Translation of Distance-Specific Emissions Rates between Different Heavy Duty Vehicle Chassis Test Schedules

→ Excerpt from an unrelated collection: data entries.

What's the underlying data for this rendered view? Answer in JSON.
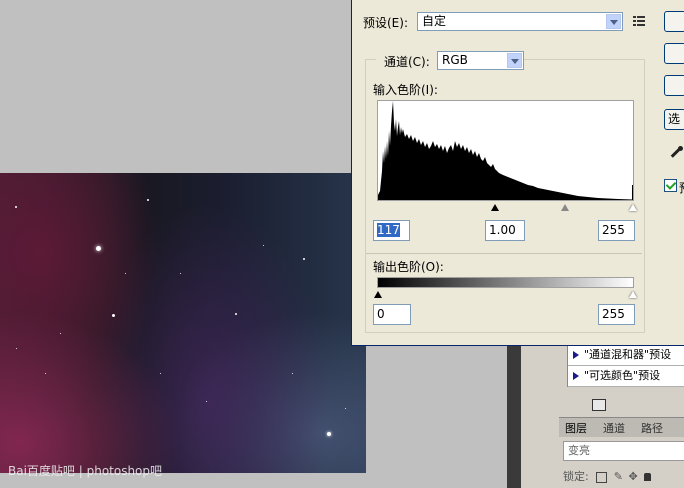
{
  "dialog": {
    "preset_label": "预设(E):",
    "preset_value": "自定",
    "channel_label": "通道(C):",
    "channel_value": "RGB",
    "input_levels_label": "输入色阶(I):",
    "output_levels_label": "输出色阶(O):",
    "input_black": "117",
    "input_gamma": "1.00",
    "input_white": "255",
    "output_black": "0",
    "output_white": "255",
    "button_partial": "选",
    "preview_partial": "预",
    "preset_menu_icon": "menu-list-icon",
    "eyedropper_icon": "eyedropper-icon"
  },
  "actions": {
    "items": [
      {
        "label": "\"通道混和器\"预设"
      },
      {
        "label": "\"可选颜色\"预设"
      }
    ]
  },
  "layers_panel": {
    "tabs": [
      "图层",
      "通道",
      "路径"
    ],
    "blend_mode": "变亮",
    "lock_label": "锁定:"
  },
  "watermark": {
    "text": "Bai百度贴吧 | photoshop吧"
  },
  "colors": {
    "dialog_bg": "#ece9d8",
    "selection": "#316ac5",
    "workspace": "#c0c0c0"
  }
}
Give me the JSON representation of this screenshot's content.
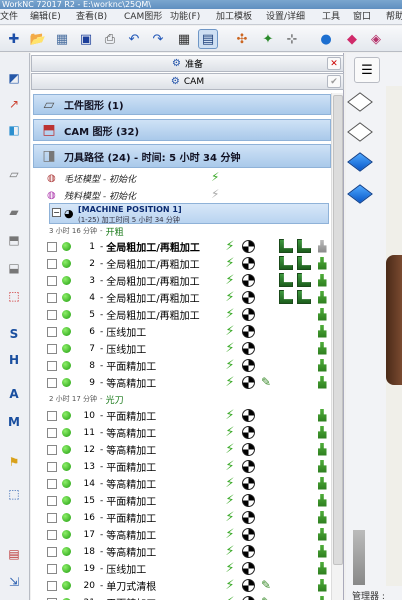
{
  "window": {
    "title": "WorkNC 72017 R2 - E:\\worknc\\25QM\\"
  },
  "menu": [
    "文件",
    "编辑(E)",
    "查看(B)",
    "CAM图形",
    "功能(F)",
    "加工模板",
    "设置/详细",
    "工具",
    "窗口",
    "帮助"
  ],
  "stages": {
    "prepare": "准备",
    "cam": "CAM",
    "close_label": "✕",
    "ok_label": "✔"
  },
  "groups": {
    "work_graphics": "工件图形 (1)",
    "cam_graphics": "CAM 图形 (32)",
    "toolpaths": "刀具路径 (24) - 时间: 5 小时 34 分钟"
  },
  "models": {
    "stock": "毛坯模型 - 初始化",
    "residual": "残料模型 - 初始化"
  },
  "machine": {
    "title": "[MACHINE POSITION 1]",
    "summary": "(1-25) 加工时间 5 小时 34 分钟"
  },
  "sections": [
    {
      "time": "3 小时 16 分钟",
      "dash": "-",
      "name": "开粗"
    },
    {
      "time": "2 小时 17 分钟",
      "dash": "-",
      "name": "光刀"
    }
  ],
  "rows": [
    {
      "n": "1",
      "name": "全局粗加工/再粗加工",
      "bold": true,
      "extra": "L"
    },
    {
      "n": "2",
      "name": "全局粗加工/再粗加工",
      "extra": "L"
    },
    {
      "n": "3",
      "name": "全局粗加工/再粗加工",
      "extra": "L"
    },
    {
      "n": "4",
      "name": "全局粗加工/再粗加工",
      "extra": "L"
    },
    {
      "n": "5",
      "name": "全局粗加工/再粗加工",
      "extra": ""
    },
    {
      "n": "6",
      "name": "压线加工",
      "extra": ""
    },
    {
      "n": "7",
      "name": "压线加工",
      "extra": ""
    },
    {
      "n": "8",
      "name": "平面精加工",
      "extra": ""
    },
    {
      "n": "9",
      "name": "等高精加工",
      "extra": "P"
    },
    {
      "n": "10",
      "name": "平面精加工",
      "extra": ""
    },
    {
      "n": "11",
      "name": "等高精加工",
      "extra": ""
    },
    {
      "n": "12",
      "name": "等高精加工",
      "extra": ""
    },
    {
      "n": "13",
      "name": "平面精加工",
      "extra": ""
    },
    {
      "n": "14",
      "name": "等高精加工",
      "extra": ""
    },
    {
      "n": "15",
      "name": "平面精加工",
      "extra": ""
    },
    {
      "n": "16",
      "name": "平面精加工",
      "extra": ""
    },
    {
      "n": "17",
      "name": "等高精加工",
      "extra": ""
    },
    {
      "n": "18",
      "name": "等高精加工",
      "extra": ""
    },
    {
      "n": "19",
      "name": "压线加工",
      "extra": ""
    },
    {
      "n": "20",
      "name": "单刀式清根",
      "extra": "P"
    },
    {
      "n": "21",
      "name": "平面精加工",
      "extra": "P"
    }
  ],
  "status": {
    "manager": "管理器 :"
  },
  "colors": {
    "active": "#3caa2a",
    "header": "#a9c9ea"
  }
}
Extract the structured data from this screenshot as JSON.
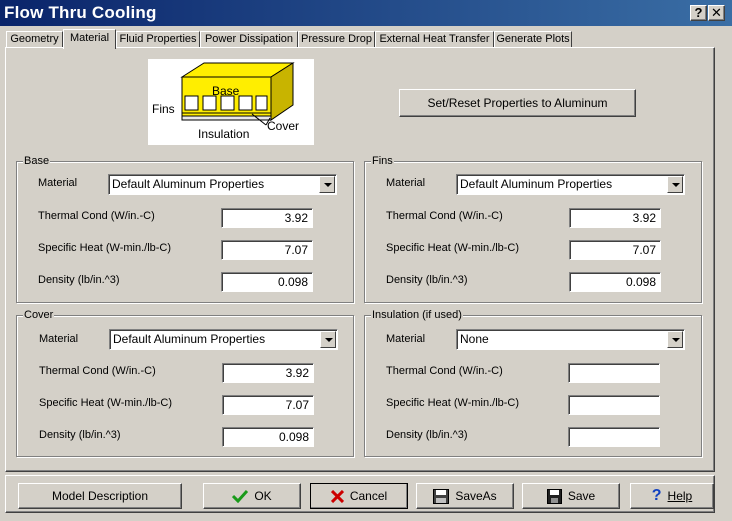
{
  "window": {
    "title": "Flow Thru Cooling",
    "help_glyph": "?",
    "close_glyph": "✕"
  },
  "tabs": [
    {
      "label": "Geometry",
      "active": false
    },
    {
      "label": "Material",
      "active": true
    },
    {
      "label": "Fluid Properties",
      "active": false
    },
    {
      "label": "Power Dissipation",
      "active": false
    },
    {
      "label": "Pressure Drop",
      "active": false
    },
    {
      "label": "External Heat Transfer",
      "active": false
    },
    {
      "label": "Generate Plots",
      "active": false
    }
  ],
  "diagram": {
    "base": "Base",
    "fins": "Fins",
    "insulation": "Insulation",
    "cover": "Cover"
  },
  "reset_button": "Set/Reset Properties to Aluminum",
  "groups": {
    "base": {
      "title": "Base",
      "material_label": "Material",
      "material": "Default Aluminum Properties",
      "thermal_label": "Thermal Cond (W/in.-C)",
      "thermal": "3.92",
      "specific_label": "Specific Heat (W-min./lb-C)",
      "specific": "7.07",
      "density_label": "Density (lb/in.^3)",
      "density": "0.098"
    },
    "fins": {
      "title": "Fins",
      "material_label": "Material",
      "material": "Default Aluminum Properties",
      "thermal_label": "Thermal Cond (W/in.-C)",
      "thermal": "3.92",
      "specific_label": "Specific Heat (W-min./lb-C)",
      "specific": "7.07",
      "density_label": "Density (lb/in.^3)",
      "density": "0.098"
    },
    "cover": {
      "title": "Cover",
      "material_label": "Material",
      "material": "Default Aluminum Properties",
      "thermal_label": "Thermal Cond (W/in.-C)",
      "thermal": "3.92",
      "specific_label": "Specific Heat (W-min./lb-C)",
      "specific": "7.07",
      "density_label": "Density (lb/in.^3)",
      "density": "0.098"
    },
    "insulation": {
      "title": "Insulation (if used)",
      "material_label": "Material",
      "material": "None",
      "thermal_label": "Thermal Cond (W/in.-C)",
      "thermal": "",
      "specific_label": "Specific Heat (W-min./lb-C)",
      "specific": "",
      "density_label": "Density (lb/in.^3)",
      "density": ""
    }
  },
  "footer": {
    "model_description": "Model Description",
    "ok": "OK",
    "cancel": "Cancel",
    "save_as": "SaveAs",
    "save": "Save",
    "help": "Help"
  },
  "colors": {
    "titlebar_start": "#0a246a",
    "titlebar_end": "#3a6ea5",
    "face": "#d4d0c8",
    "fin_yellow": "#ffee00",
    "ok_check": "#1a9a1a",
    "cancel_x": "#cc0000",
    "help_q": "#1040c0"
  }
}
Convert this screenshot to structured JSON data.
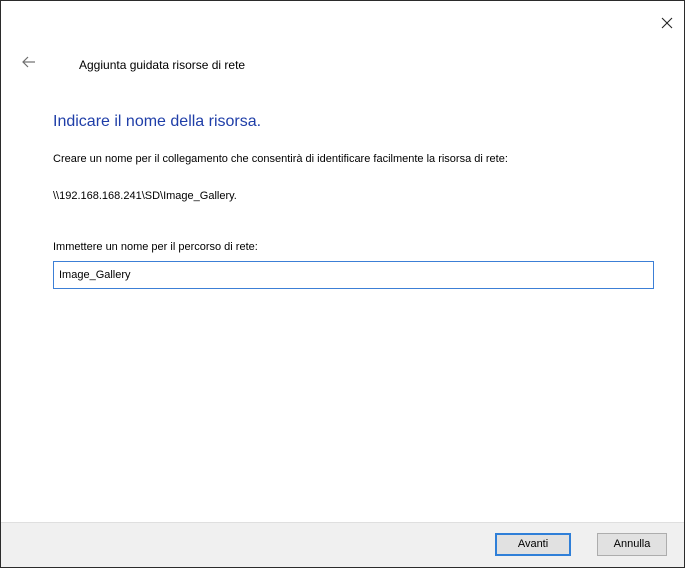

When preparing inventory models, it is desirable to obtain representative distance-specific emissions factors that truthfully represent the vehicle activity on a particular road (facility) type. Unfortunately, emissions values are often measured using only one test schedule, which represents a single average speed and a specific type of activity. This paper investigated the accuracy of predicting the emissions for a test schedule based on measurements from a different test schedule for the case of a medium heavy-duty truck. First, the traditional Speed Correction Factor (SCF) approach was examined, followed by the use of a power-based model derived from continuous data, followed by an artificial neural network (ANN) approach. The SCF modeling used distance-averaged emissions and cycle-averaged vehicle speed to predict distance-averaged NOx. The power-based modeling was based on linear and polynomial correlations between continuous axle power and NOx.